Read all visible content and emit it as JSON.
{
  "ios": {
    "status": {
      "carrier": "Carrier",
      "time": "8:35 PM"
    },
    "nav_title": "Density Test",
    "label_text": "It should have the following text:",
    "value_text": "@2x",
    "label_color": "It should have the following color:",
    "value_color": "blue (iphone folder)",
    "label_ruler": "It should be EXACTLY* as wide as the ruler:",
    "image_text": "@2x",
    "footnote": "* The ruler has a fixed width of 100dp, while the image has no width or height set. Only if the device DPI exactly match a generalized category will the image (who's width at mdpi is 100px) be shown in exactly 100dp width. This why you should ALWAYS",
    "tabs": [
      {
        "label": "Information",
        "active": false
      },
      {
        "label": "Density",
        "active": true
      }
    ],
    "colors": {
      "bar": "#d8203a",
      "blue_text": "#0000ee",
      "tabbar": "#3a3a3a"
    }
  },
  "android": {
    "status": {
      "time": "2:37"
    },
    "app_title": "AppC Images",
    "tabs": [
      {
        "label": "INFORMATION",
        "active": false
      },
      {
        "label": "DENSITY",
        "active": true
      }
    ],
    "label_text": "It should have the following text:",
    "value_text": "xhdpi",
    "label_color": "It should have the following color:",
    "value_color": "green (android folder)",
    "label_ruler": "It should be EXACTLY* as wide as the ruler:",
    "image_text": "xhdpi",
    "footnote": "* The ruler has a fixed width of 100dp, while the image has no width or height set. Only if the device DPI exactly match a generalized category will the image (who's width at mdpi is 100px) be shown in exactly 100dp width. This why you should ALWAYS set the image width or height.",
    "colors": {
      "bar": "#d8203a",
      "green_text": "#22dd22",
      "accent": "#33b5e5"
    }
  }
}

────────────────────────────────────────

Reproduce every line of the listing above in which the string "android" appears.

### EXERCISE SOLUTION
  "android": {
    "value_color": "green (android folder)",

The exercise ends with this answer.